It was a real surprise to me that this was one of the most-viewed posts of the first year of the blog, but, reading it again, I've enjoyed the sweet memory all over again, and I hope you do, too. Once again, thank you for reading all my rambling stories. (from 9/21/14) 

Update on 2014: I published my second book (The Waiting) and became a novelist that year. I wrote the first draft of my first novel during the month of November. Those weren't the blessings I expected, but it was a blessed year, indeed. 
In case you missed yesterday's post, here's the link: Making a Choice about Deadwood and the Lesson of the Fig Tree

57  photo courtesy of

Sunday, November 26, 2017

Making a Choice About Deadwood and the Lesson of the Fig Tree

When I bought my home, twenty-eight years ago, there was a fig tree near the barn. It had been there for decades. At first, it bore a nice crop of figs, but the yield gradually diminished. After a few years, there was essentially no yield at all. 

As the fig count waned, my frustration with the tree grew. Nothing I did helped it. I'm not an expert on trees, but it seemed clear to me that all the non-productive parts of that tree needed to go. Finally, I cut it nearly to the ground. 

A few years later Sam, my farm worker, said, "Hey, have you seen that tree you cut down? It's loaded with figs!"  

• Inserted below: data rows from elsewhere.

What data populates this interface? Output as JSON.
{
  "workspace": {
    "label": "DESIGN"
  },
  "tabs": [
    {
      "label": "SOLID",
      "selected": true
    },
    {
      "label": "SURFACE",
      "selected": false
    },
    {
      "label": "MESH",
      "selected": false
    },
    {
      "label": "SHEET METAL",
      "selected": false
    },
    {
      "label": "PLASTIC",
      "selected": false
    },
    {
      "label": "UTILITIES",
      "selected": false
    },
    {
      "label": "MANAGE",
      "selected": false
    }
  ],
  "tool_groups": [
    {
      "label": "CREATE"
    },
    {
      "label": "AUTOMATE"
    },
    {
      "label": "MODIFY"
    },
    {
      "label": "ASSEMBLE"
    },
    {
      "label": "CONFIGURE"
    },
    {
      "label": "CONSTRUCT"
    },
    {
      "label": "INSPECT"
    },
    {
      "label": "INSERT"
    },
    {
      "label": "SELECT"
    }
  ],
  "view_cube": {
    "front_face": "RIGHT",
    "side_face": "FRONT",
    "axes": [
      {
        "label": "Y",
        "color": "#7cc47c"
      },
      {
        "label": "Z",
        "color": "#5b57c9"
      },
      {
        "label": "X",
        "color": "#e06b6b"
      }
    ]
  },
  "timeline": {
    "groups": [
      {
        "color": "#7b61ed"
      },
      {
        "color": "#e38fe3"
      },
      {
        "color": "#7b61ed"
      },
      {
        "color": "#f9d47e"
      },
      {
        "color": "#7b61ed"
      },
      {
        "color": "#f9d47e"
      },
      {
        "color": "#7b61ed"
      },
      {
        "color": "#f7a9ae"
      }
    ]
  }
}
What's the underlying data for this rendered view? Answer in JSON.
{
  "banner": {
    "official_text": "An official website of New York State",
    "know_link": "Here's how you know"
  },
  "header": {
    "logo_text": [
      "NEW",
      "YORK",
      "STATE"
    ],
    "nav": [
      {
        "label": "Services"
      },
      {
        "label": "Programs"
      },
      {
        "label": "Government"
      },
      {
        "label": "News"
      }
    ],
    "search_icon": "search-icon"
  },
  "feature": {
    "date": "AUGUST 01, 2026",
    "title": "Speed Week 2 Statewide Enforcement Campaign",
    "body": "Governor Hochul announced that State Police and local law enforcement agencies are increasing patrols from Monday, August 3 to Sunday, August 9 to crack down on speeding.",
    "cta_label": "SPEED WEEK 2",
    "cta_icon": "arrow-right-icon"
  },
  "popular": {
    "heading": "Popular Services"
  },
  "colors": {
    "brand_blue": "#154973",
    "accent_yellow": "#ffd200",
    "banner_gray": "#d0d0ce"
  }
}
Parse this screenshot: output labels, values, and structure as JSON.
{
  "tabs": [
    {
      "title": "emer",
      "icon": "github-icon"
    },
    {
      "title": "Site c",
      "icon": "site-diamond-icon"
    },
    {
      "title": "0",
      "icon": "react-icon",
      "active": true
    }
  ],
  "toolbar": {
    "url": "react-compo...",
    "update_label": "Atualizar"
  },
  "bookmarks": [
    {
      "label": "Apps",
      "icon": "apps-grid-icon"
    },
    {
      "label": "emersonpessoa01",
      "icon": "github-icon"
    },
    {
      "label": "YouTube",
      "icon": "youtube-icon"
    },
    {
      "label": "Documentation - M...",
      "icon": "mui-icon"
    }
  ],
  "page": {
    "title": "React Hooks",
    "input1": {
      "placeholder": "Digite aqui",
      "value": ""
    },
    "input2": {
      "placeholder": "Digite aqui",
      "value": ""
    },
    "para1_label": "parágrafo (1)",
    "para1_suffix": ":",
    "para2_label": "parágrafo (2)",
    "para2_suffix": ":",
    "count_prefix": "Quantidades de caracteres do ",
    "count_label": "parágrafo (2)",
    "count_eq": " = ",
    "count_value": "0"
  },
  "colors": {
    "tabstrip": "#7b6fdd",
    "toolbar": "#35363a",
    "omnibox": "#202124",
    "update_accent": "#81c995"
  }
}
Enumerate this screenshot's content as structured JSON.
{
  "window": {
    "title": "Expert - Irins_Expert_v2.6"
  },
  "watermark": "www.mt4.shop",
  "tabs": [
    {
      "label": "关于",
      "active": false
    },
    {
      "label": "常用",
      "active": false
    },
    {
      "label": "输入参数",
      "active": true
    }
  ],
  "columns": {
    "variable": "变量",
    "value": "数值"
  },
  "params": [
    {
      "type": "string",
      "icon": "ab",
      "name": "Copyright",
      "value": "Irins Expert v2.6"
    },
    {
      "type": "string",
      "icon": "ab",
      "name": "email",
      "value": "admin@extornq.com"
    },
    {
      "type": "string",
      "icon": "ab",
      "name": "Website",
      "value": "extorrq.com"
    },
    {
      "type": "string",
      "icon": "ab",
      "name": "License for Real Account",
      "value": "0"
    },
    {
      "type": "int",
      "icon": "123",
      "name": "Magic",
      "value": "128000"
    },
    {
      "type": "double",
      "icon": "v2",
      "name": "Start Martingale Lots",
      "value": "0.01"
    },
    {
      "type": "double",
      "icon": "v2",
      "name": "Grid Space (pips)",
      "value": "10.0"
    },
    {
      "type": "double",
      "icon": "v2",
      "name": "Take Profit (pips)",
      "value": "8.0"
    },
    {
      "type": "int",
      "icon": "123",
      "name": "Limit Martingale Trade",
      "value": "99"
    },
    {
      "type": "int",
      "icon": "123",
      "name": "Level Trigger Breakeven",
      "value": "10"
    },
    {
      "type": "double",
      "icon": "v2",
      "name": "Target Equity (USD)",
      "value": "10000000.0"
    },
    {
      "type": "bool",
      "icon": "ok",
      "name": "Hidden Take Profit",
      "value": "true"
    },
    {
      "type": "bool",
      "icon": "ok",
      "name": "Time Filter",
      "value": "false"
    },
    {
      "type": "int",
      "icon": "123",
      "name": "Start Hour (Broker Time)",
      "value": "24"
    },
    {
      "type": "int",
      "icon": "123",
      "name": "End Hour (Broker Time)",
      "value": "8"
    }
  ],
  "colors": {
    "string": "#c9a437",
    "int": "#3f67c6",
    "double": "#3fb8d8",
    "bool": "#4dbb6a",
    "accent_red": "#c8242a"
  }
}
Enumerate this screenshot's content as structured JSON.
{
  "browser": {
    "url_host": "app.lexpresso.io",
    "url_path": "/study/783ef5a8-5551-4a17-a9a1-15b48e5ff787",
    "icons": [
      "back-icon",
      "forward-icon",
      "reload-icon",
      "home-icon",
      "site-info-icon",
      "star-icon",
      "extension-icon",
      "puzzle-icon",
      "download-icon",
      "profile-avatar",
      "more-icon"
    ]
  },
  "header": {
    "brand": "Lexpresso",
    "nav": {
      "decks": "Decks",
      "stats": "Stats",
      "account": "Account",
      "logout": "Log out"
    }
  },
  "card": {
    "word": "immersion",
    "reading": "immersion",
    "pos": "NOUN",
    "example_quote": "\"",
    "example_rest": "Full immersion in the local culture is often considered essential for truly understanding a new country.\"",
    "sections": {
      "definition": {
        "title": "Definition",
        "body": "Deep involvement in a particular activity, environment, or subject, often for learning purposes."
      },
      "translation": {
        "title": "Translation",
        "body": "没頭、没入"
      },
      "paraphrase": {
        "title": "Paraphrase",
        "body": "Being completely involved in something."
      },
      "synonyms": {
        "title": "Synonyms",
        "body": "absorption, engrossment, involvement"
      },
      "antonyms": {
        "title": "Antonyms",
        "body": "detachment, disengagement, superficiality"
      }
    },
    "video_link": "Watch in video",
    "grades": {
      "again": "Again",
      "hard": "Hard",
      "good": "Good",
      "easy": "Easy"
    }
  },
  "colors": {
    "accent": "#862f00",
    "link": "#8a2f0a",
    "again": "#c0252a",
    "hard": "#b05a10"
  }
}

The severe pruning restored its productivity.

It's easy to allow deadwood to accumulate in our lives, but it steals our productivity, and it needs to go. In our lives, it's not only the sin and hurt (diseased branches) that need to go. The non-productive things in our lives that fail to make us more like Jesus or fail to demonstrate the love of Christ to a lost and dying world need to go, too.

Just about anything can become personal deadwood. I have a friend who said she didn't have time for daily Bible study until she realized how much time she spent reading the newspaper. When she stopped beginning her day with the news and began with the Good News through Bible study, she found she had plenty of time for God. She now has a life that bears much fruit for him.

Whatever keeps us from doing what Christ intended is deadwood. Internet browsing, Pinterest, Facebook, and shopping can all be good things. They can also be time-stealers that keep us from something better.

Let's take a few moments to look for our own deadwood in our lives and all the activities we include. Do they make us more like Jesus? Do they demonstrate Christ to a world that's perishing? 

If not, it's time for some pruning. 

Let's choose today to have a life that's green and blossoming, then do whatever it takes to get there.

What counts is your life. Is it green and blossoming? Because if it’s deadwood, it goes on the fire.” (Luke 3:9 MSG)
In case you missed yesterday's post, here's the link: Wonder Dogs, Closing The Park, and Enjoying the Journey 

p.s. - My new website will be live in two weeks, and my blog will have a new home. In preparation for the move, I'm reviewing all my old blog posts. There've been nearly 2000 posts, but only a few will make the move. It's been freshened up a bit, but this was my first blog post, on 9/23/2013, so (of course) I'm keeping it. 

If there's a blog post that was particularly memorable or significant for you, please let me know and I'll "pack" it for the move.